Thursday, September 13, 2012

Batoni, Pompeo

Allegory of Peace and War
oil on canvas
136 x 99 cm
Art Institute of Chicago, Illinois, USA

Pompeo Girolamo Batoni (1708 – 1787) was an Italian painter, born in Lucca, son of a goldsmith. His style incorporated elements of the French Rococo, Bolognese classicism, and nascent Neoclassicism. He was regarded in his maturity as Rome’s greatest living painter, perhaps even the most famous in Europe. He gained such stature through numerous grand portraits and prestigious commissions for religious and historical subjects from popes, emperors, and kings.

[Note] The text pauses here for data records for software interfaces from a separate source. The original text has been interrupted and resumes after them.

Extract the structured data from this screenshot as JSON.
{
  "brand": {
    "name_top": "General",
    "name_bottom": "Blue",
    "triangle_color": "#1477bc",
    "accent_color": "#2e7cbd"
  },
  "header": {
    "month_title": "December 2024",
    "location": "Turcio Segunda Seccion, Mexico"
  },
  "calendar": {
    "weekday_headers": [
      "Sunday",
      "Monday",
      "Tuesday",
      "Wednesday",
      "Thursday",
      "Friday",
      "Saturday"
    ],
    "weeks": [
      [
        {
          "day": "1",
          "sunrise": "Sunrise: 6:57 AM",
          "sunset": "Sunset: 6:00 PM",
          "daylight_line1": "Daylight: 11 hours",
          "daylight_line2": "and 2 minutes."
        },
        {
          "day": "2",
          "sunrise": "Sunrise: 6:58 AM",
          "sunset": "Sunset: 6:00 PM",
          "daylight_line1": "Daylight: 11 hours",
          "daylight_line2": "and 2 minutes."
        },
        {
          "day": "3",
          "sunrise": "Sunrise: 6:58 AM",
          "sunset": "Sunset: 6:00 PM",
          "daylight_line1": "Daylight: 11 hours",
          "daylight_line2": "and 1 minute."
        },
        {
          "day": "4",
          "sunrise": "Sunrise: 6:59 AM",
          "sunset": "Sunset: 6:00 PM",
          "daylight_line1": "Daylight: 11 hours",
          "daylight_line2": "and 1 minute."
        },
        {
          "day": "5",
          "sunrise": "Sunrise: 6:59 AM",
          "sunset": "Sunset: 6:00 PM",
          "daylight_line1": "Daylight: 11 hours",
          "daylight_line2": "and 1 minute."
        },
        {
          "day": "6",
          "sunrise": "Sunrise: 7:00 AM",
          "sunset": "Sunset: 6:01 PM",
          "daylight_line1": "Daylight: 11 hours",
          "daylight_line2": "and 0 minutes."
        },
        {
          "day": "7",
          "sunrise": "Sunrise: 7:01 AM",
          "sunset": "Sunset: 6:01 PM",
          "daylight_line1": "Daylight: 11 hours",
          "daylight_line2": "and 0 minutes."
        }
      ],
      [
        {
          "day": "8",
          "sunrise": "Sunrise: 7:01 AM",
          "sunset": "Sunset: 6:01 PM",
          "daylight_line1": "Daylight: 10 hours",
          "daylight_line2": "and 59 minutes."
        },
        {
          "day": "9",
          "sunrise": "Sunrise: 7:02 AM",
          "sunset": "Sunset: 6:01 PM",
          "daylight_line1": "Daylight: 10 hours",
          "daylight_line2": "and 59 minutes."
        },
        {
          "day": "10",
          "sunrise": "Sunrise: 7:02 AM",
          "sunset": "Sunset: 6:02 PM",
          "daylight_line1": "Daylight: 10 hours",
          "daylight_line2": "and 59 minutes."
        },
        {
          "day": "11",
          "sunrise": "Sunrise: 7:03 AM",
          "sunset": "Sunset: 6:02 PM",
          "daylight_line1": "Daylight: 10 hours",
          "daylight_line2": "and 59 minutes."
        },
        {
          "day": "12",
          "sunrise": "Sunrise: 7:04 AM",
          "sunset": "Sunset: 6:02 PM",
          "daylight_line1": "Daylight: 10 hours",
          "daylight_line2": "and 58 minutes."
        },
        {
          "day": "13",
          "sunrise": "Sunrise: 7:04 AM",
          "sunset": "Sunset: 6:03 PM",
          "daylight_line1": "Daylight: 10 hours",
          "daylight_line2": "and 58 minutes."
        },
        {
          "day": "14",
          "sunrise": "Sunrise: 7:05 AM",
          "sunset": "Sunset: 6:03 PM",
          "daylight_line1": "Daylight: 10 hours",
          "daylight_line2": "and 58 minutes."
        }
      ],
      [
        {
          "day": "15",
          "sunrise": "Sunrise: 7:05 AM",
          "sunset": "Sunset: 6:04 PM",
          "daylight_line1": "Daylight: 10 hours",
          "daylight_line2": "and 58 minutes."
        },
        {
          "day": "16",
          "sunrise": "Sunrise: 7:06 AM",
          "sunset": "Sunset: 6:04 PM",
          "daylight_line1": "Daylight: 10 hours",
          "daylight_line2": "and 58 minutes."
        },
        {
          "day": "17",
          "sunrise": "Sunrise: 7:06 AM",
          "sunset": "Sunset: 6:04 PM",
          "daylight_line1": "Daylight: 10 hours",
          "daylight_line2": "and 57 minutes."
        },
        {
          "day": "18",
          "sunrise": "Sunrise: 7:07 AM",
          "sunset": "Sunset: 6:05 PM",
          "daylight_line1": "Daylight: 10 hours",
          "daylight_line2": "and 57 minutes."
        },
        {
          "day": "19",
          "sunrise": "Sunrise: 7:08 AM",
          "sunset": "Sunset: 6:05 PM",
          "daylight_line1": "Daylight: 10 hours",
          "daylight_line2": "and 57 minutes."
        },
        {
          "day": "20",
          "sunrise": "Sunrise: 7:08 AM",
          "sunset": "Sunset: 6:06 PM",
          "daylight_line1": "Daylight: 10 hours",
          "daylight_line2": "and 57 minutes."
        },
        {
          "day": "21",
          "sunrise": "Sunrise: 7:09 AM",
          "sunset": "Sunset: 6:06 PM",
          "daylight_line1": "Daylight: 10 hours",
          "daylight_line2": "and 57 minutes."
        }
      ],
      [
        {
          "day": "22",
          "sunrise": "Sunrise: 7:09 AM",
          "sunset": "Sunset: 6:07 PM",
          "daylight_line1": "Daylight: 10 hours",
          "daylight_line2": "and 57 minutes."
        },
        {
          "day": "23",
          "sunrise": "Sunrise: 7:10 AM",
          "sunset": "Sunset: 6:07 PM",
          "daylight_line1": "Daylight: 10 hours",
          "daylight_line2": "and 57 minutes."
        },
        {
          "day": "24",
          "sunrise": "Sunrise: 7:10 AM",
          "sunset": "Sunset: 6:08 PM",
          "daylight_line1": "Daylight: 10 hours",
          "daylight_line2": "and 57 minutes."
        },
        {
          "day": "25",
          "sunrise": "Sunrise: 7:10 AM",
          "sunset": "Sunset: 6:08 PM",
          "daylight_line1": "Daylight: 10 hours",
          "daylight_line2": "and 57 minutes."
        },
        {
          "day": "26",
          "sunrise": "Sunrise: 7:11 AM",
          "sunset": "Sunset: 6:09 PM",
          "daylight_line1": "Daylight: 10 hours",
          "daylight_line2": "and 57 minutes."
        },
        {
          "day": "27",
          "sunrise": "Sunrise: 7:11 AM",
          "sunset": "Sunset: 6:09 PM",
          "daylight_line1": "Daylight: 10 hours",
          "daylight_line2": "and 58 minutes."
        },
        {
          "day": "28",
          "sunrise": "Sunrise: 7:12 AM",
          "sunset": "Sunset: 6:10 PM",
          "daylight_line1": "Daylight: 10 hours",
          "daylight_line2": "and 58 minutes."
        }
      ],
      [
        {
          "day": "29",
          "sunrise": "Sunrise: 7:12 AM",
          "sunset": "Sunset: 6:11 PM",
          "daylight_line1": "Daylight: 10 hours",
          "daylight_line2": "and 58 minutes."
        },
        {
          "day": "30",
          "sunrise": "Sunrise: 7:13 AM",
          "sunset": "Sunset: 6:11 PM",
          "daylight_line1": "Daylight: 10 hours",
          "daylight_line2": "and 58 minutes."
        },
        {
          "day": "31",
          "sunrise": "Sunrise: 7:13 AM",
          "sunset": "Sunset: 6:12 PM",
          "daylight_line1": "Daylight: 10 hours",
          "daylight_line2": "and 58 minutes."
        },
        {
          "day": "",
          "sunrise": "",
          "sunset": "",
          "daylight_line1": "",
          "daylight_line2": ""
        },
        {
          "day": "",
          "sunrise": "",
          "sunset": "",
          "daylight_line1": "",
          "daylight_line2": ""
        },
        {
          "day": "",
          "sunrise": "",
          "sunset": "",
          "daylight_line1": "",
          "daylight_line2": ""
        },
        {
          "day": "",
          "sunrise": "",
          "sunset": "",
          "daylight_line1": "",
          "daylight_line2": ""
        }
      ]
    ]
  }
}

Batoni carried out prestigious church commissions and painted numerous fine mythological canvases, many for eminent foreign patrons, but he is famous above all as a portraitist. He adopted his style from the works of Raphael, academic French painting, and was the highly-fashionable and greatest artist of eighteenth-century Rome. His portrait style was elegant and polished, often incorporating background scenes filled with Roman sculpture or architecture. His characterization is not profound, but it is usually vivid, and he presented his sitters with dignity. He was a curator of the papal collections and his house was a social, intellectual, and artistic center.